Schulz, André × Lass-Hennemann, Johanna Sütterlin, Stefan Schächinger, Hartmut Vögele, Claus #
Biological Psychology vol:93 pages:167-174
Interoception depends on visceral afferent neurotraffic and central control processes. Physiological
arousal and organ activation provide the biochemical and mechanical basis for visceral afferent neurotraffic.
Perception of visceral symptoms occurs when attention is directed toward body sensations.
Clinical studies suggest that stress contributes to the generation of visceral symptoms. However, during
stress exposure attention is normally shifted away from bodily signals. Therefore, the net effects of
stress on interoception remain unclear. We, therefore, investigated the impact of the cold pressor test
or a control intervention (each n = 21) on three established laboratory paradigms to assess cardioceptive

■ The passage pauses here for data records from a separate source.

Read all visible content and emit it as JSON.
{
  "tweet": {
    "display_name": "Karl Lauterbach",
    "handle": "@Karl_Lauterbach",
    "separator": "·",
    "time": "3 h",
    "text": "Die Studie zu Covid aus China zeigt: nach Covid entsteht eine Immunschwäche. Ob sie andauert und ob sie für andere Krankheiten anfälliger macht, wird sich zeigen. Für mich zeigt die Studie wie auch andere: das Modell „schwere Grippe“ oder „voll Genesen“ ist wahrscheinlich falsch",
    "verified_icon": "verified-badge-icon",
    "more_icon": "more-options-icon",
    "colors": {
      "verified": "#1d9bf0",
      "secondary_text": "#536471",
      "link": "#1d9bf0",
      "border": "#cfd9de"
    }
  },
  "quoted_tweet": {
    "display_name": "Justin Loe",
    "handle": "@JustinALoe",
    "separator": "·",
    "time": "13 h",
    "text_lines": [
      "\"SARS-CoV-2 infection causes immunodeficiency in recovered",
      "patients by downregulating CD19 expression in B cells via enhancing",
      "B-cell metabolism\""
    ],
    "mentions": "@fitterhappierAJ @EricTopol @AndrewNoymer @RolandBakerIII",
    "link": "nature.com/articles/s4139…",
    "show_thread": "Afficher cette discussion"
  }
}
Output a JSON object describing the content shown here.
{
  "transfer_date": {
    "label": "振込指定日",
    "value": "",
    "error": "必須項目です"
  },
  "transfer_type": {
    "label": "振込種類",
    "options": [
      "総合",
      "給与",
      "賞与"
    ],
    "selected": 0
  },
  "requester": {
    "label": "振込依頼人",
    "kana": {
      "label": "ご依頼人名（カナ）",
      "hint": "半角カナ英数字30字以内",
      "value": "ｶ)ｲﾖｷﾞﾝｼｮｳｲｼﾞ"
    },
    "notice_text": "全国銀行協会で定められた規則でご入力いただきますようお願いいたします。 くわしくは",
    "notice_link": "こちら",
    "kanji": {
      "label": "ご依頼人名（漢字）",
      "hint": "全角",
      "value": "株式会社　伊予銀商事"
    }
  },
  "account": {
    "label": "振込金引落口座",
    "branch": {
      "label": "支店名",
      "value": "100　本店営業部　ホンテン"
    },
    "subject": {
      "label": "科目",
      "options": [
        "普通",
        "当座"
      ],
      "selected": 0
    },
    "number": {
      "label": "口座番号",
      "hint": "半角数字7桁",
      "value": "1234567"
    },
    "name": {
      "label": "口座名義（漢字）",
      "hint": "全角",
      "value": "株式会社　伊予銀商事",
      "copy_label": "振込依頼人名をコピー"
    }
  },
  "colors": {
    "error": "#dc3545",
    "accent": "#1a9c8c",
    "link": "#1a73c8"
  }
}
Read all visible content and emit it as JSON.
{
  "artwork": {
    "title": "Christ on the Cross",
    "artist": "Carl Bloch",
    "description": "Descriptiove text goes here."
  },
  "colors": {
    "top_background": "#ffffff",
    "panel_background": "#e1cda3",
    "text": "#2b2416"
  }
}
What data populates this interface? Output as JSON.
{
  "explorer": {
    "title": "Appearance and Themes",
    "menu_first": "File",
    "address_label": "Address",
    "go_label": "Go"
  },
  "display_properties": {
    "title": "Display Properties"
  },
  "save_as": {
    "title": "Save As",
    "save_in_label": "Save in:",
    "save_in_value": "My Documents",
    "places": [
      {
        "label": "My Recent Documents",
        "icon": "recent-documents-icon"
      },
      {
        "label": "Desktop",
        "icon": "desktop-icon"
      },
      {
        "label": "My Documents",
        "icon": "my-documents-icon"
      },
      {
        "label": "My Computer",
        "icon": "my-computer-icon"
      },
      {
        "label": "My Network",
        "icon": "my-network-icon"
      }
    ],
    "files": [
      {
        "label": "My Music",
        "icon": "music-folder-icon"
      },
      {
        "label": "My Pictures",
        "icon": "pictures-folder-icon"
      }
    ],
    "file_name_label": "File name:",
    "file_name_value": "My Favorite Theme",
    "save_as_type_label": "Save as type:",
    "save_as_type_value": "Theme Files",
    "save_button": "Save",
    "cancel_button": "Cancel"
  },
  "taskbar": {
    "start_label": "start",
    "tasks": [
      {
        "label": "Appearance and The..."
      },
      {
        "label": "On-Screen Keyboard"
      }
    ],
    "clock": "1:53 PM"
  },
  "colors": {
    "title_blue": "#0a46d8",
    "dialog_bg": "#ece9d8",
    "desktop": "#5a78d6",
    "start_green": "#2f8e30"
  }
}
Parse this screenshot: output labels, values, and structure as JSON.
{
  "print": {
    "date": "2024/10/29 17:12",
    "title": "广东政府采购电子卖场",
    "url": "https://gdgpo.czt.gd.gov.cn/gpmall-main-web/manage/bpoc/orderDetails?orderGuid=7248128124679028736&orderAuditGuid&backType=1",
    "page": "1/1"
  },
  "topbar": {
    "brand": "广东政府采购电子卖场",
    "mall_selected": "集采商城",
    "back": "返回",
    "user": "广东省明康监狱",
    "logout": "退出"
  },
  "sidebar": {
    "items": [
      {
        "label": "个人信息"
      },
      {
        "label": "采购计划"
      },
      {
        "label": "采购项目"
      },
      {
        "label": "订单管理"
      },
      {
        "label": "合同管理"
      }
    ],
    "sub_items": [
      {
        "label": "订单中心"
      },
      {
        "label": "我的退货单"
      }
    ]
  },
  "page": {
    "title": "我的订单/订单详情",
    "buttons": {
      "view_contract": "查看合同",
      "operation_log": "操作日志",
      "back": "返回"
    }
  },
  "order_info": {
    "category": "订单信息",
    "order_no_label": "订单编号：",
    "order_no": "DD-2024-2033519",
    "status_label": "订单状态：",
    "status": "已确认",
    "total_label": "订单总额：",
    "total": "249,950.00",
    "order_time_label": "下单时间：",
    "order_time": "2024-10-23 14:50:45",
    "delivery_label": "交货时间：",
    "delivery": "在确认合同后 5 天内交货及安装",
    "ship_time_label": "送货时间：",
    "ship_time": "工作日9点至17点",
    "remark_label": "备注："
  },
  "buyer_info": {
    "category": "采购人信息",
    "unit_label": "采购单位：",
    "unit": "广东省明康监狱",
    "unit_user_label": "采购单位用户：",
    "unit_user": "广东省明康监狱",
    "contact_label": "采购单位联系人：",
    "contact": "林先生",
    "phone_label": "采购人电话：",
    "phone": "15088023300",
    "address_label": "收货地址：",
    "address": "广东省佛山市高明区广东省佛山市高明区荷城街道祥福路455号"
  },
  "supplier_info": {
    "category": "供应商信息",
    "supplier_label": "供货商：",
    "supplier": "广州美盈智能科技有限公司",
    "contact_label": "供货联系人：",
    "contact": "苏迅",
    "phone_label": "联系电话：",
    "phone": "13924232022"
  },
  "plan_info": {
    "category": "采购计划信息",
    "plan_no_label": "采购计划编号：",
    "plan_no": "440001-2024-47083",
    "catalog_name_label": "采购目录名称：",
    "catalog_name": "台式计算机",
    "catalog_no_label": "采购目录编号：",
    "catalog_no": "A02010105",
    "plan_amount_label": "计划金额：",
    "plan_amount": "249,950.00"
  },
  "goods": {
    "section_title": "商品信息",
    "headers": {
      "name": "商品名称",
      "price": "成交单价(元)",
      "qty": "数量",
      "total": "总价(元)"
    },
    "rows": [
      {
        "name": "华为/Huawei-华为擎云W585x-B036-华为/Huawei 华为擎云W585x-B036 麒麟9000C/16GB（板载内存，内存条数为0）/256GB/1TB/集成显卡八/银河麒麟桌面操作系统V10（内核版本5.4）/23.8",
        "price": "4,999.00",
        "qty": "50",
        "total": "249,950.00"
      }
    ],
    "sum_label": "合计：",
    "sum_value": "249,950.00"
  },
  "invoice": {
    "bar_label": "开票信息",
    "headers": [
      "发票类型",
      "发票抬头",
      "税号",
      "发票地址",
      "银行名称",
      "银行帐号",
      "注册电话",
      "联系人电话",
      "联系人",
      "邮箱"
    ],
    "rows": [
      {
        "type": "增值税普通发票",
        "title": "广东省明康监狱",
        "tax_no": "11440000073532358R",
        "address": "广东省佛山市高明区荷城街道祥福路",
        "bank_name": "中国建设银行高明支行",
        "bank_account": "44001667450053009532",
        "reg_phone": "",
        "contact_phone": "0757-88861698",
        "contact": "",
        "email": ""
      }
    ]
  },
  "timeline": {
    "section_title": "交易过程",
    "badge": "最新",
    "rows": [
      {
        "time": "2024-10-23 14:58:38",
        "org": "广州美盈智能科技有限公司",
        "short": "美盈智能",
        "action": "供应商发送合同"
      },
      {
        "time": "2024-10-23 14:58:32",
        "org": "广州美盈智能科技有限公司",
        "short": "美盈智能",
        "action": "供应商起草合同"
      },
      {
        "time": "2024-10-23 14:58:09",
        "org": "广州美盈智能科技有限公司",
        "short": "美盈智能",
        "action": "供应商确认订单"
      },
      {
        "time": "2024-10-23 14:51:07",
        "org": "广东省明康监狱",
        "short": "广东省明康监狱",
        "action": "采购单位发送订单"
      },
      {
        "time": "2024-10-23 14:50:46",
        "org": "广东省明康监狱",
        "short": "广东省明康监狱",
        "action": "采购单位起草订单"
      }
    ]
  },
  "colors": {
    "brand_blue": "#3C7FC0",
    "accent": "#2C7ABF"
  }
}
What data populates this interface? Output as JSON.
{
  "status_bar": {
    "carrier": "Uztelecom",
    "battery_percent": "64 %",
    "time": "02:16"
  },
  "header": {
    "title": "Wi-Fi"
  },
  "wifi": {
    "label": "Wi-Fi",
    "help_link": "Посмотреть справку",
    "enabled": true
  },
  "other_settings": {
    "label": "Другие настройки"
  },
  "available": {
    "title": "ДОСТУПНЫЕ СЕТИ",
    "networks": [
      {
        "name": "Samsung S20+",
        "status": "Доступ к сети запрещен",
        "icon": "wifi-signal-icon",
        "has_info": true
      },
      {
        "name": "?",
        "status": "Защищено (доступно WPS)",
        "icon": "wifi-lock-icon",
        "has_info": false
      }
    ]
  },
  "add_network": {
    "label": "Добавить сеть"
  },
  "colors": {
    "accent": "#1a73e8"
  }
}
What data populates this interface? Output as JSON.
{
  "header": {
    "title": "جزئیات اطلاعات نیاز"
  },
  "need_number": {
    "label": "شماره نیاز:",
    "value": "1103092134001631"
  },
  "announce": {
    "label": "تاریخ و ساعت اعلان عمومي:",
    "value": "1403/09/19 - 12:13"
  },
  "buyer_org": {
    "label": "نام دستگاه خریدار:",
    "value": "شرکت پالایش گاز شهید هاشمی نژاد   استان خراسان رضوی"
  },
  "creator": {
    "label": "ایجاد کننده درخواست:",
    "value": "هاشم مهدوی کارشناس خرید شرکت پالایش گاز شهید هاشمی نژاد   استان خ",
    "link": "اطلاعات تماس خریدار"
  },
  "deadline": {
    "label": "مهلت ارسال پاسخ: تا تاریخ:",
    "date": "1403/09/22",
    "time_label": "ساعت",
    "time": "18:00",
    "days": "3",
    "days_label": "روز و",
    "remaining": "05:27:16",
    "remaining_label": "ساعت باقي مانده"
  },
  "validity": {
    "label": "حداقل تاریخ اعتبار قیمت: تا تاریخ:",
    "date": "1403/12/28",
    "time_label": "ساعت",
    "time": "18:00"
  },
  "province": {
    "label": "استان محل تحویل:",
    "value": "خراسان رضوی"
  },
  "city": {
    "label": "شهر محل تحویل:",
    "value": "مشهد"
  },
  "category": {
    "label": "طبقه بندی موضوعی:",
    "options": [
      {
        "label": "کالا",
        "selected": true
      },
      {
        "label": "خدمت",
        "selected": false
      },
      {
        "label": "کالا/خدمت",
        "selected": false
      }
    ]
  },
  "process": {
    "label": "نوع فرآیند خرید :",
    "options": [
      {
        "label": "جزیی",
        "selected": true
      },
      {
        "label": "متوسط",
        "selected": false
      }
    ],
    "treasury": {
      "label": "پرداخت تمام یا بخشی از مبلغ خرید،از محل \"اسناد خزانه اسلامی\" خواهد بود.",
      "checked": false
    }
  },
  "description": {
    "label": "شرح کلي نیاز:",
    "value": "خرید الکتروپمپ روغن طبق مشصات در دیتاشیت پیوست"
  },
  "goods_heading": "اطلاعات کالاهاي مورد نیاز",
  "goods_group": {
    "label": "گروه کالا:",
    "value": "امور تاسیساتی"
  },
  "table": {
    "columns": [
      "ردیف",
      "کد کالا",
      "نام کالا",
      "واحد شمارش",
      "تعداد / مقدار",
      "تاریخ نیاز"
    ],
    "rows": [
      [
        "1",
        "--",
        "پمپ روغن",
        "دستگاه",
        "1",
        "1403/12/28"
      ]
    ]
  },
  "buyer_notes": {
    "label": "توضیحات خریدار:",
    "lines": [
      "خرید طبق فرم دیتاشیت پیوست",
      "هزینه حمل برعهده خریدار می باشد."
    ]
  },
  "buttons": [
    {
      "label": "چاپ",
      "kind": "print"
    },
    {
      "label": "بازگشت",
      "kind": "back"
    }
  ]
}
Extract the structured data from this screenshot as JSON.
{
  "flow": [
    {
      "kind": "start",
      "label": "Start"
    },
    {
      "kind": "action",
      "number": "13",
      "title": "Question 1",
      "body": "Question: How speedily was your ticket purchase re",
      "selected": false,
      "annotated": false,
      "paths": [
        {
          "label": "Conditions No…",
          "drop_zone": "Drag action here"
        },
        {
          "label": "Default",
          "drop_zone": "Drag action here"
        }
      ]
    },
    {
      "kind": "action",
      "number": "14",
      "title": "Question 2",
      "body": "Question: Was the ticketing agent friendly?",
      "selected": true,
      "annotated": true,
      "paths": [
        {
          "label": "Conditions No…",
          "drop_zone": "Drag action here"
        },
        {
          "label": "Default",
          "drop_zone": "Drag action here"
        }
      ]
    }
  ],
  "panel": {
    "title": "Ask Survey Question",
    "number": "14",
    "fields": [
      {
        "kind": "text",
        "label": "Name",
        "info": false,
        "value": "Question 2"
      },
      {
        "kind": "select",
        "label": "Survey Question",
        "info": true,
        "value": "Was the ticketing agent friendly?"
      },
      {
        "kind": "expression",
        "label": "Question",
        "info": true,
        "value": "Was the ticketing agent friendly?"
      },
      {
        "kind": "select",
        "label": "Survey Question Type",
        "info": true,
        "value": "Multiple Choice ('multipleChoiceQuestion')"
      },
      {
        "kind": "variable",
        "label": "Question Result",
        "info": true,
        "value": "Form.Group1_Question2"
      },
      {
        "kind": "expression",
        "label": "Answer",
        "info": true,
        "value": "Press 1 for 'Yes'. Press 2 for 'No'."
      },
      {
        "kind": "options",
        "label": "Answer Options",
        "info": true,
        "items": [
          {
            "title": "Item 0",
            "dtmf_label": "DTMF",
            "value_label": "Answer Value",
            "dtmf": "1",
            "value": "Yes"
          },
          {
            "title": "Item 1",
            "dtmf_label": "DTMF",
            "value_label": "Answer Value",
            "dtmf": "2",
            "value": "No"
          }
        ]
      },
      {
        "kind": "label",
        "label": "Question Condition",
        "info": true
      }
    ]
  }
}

accuracy (CA): for the Schandry-paradigm, participants were asked to count heartbeats, while during
the Whitehead-tasks subjects were asked to rate whether a cardiac sensation appeared simultaneously
with an auditory or visual stimulus. CA was increased by stress when attention was focused on visceral
sensations (Schandry), while it decreased when attention was additionally directed toward external
stimuli (visual Whitehead). Explanations for these results are offered in terms of internal versus external
deployment of attention, as well as specific effects of the cold pressor on the cardiovascular system.